Pacific Partnership begins with a daunting challenge: several hundred people, many of whom recently met, need to move tons of equipment into a foreign country; travel to work in a military landing craft, a large Rigid Hull Inflatable Boat (RHIB), or by Navy helicopter; move overland to a location they have never seen; and work smoothly and efficiently from the moment they arrive until departure. Building a cohesive unit that operates on the basis of a unified mission statement, as well as smaller units for logistics, medical, dental, veterinarian, and engineering projects, has defined life aboard the USS Cleveland since leaving Pearl Harbor on April 4.
Life aboard ship contributes greatly to the critical team-building aspect of the mission. Participants share close quarters, eat meals together, practice drills together, and are always within walking distance of the next meeting (a mixed blessing...). As Commander Ashley Papp of the Royal Australian Navy wrote in his recent blog, learning to work together now will pay huge dividends in times of crisis, and ensure that we deliver "…the right support, at the right time, in the right way when needed.” Part of my personal mission responsibility is to present historical/cultural/overview briefs to everyone on the ship before arriving in the next country -- about 10 briefs to 50 people in each session. It is an opportunity to meet and work with every person on this remarkable journey.

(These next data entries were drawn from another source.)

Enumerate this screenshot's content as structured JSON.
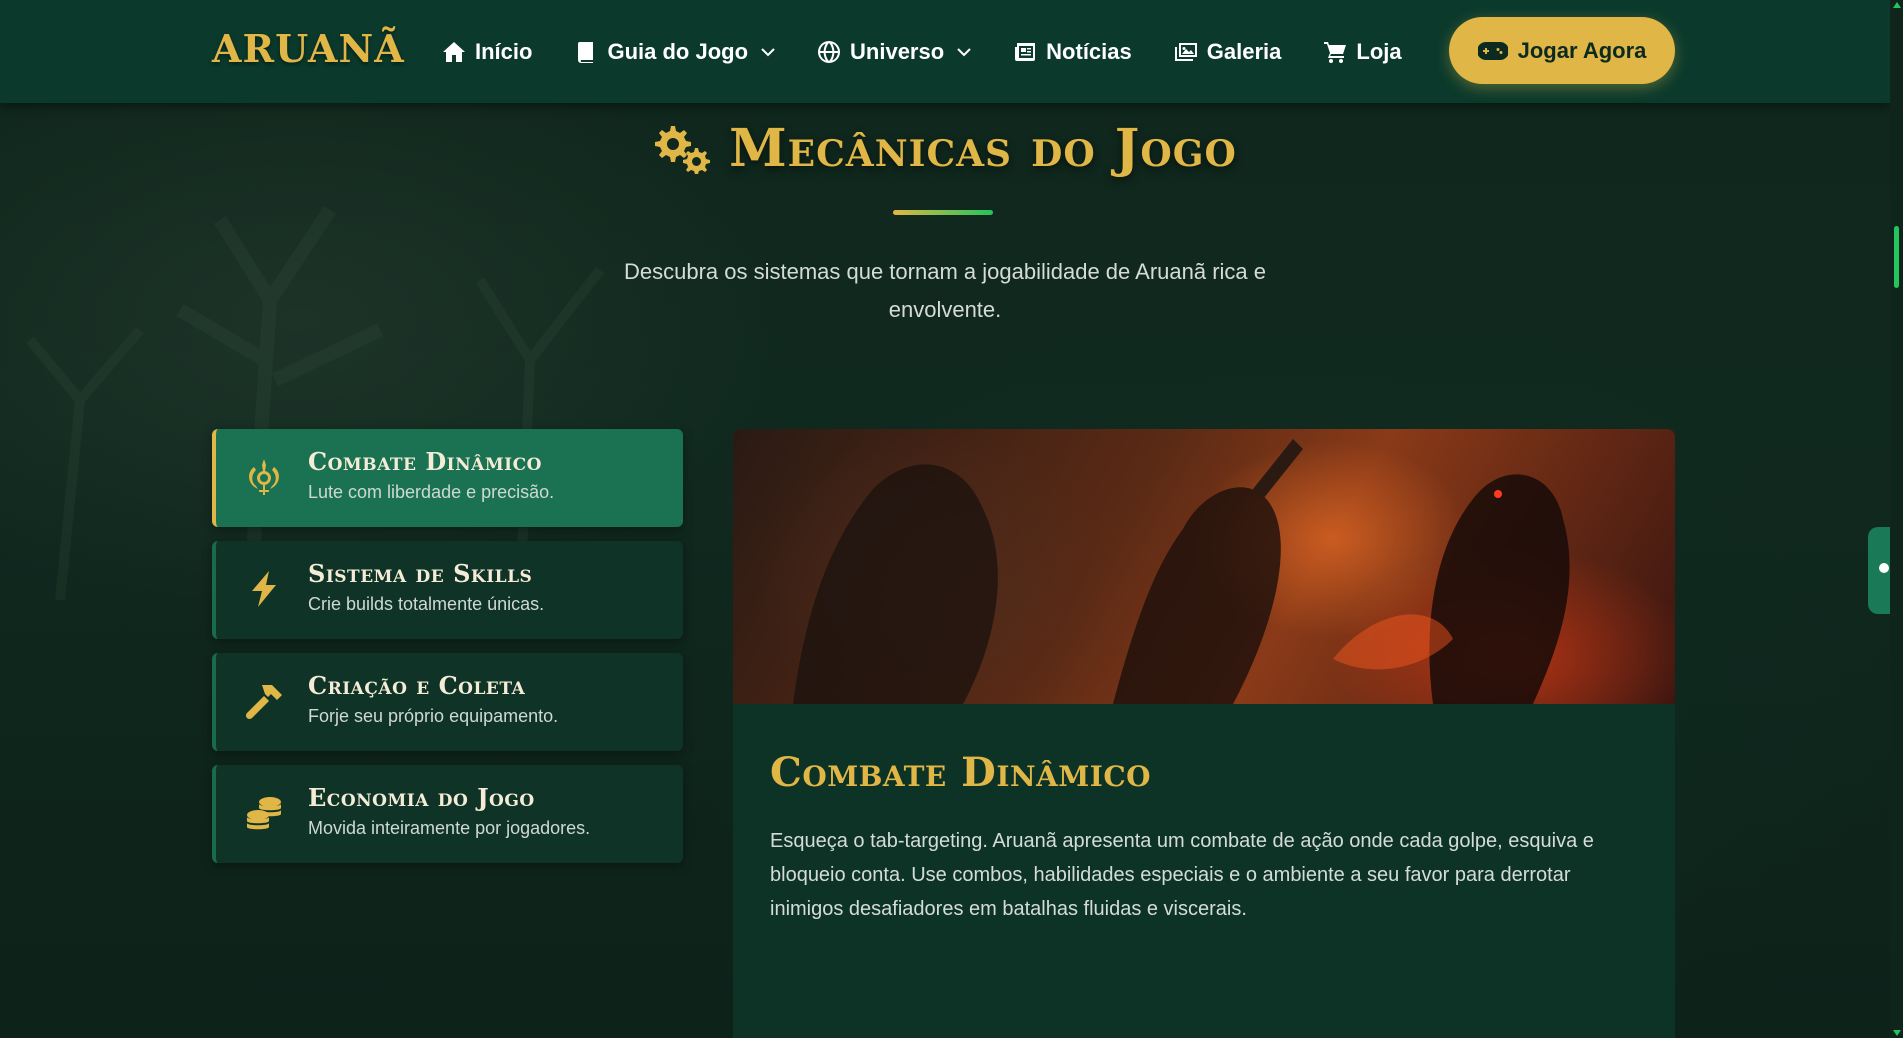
{
  "colors": {
    "brand_gold": "#e0b646",
    "accent_green": "#22c55e",
    "nav_background": "#0b3a2c",
    "active_tab": "#1a7253",
    "page_background": "#0f241b"
  },
  "navbar": {
    "logo": "ARUANÃ",
    "links": [
      {
        "label": "Início",
        "icon": "home-icon"
      },
      {
        "label": "Guia do Jogo",
        "icon": "book-icon",
        "dropdown": true
      },
      {
        "label": "Universo",
        "icon": "globe-icon",
        "dropdown": true
      },
      {
        "label": "Notícias",
        "icon": "newspaper-icon"
      },
      {
        "label": "Galeria",
        "icon": "images-icon"
      },
      {
        "label": "Loja",
        "icon": "cart-icon"
      }
    ],
    "cta": {
      "label": "Jogar Agora",
      "icon": "gamepad-icon"
    }
  },
  "section": {
    "title": "Mecânicas do Jogo",
    "icon": "gears-icon",
    "subtitle": "Descubra os sistemas que tornam a jogabilidade de Aruanã rica e envolvente."
  },
  "tabs": [
    {
      "title": "Combate Dinâmico",
      "desc": "Lute com liberdade e precisão.",
      "icon": "khanda-icon",
      "active": true
    },
    {
      "title": "Sistema de Skills",
      "desc": "Crie builds totalmente únicas.",
      "icon": "bolt-icon",
      "active": false
    },
    {
      "title": "Criação e Coleta",
      "desc": "Forje seu próprio equipamento.",
      "icon": "hammer-icon",
      "active": false
    },
    {
      "title": "Economia do Jogo",
      "desc": "Movida inteiramente por jogadores.",
      "icon": "coins-icon",
      "active": false
    }
  ],
  "detail": {
    "title": "Combate Dinâmico",
    "text": "Esqueça o tab-targeting. Aruanã apresenta um combate de ação onde cada golpe, esquiva e bloqueio conta. Use combos, habilidades especiais e o ambiente a seu favor para derrotar inimigos desafiadores em batalhas fluidas e viscerais."
  }
}
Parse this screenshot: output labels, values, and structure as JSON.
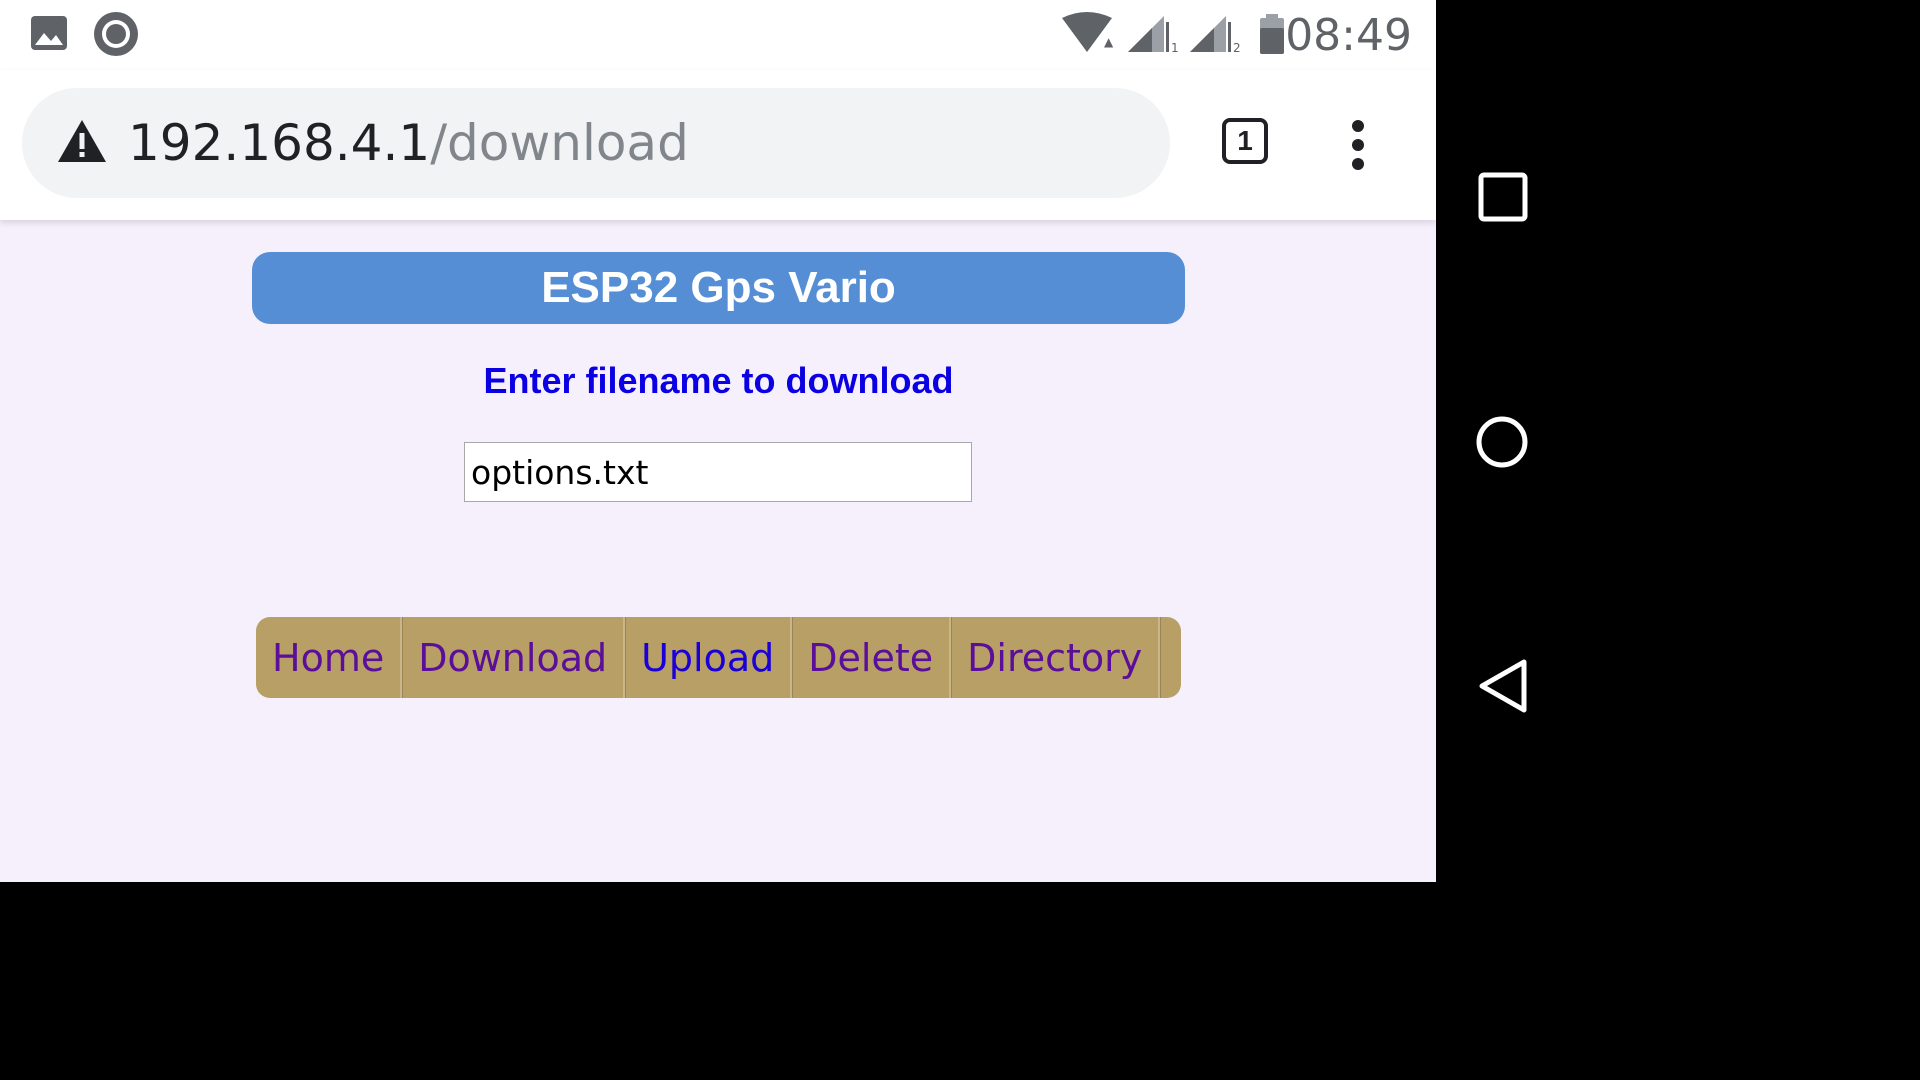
{
  "status_bar": {
    "time": "08:49",
    "icons": [
      "gallery-icon",
      "circle-app-icon",
      "wifi-icon",
      "signal-1-icon",
      "signal-2-icon",
      "battery-icon"
    ],
    "sim1_label": "1",
    "sim2_label": "2"
  },
  "browser": {
    "url_host": "192.168.4.1",
    "url_path": "/download",
    "tab_count": "1",
    "security_icon": "warning-icon"
  },
  "page": {
    "title": "ESP32 Gps Vario",
    "prompt": "Enter filename to download",
    "filename_value": "options.txt",
    "nav": [
      {
        "label": "Home"
      },
      {
        "label": "Download"
      },
      {
        "label": "Upload"
      },
      {
        "label": "Delete"
      },
      {
        "label": "Directory"
      }
    ]
  },
  "colors": {
    "title_bg": "#558ed5",
    "nav_bg": "#b89f66",
    "prompt_text": "#0b00e3",
    "page_bg": "#f6f0fc"
  },
  "android_nav": [
    "recents-icon",
    "home-icon",
    "back-icon"
  ]
}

We are currently very close to Tonga, which was emphasized by the “loss” of a full day. We fell asleep on Sunday, crossed that imaginary line in the Pacific Ocean (the International Date Line) and woke up on Tuesday. April 11 is blank in our diaries and calendars. Pacific Partnership last visited in 2009, to the Ha'apai island group. (Tonga is composed of three island groups of 170 islands, 40 of which are inhabited.) Pacific Partnership 2011 will work throughout the northernmost island group, known as Vava'u. While in Vava'u, we will send a team south to the Ha'apai group to evaluate the impact of Pacific Partnership 2009 for the local population. Evaluations here and in other locations from past missions will provide important data for future Pacific Partnership missions.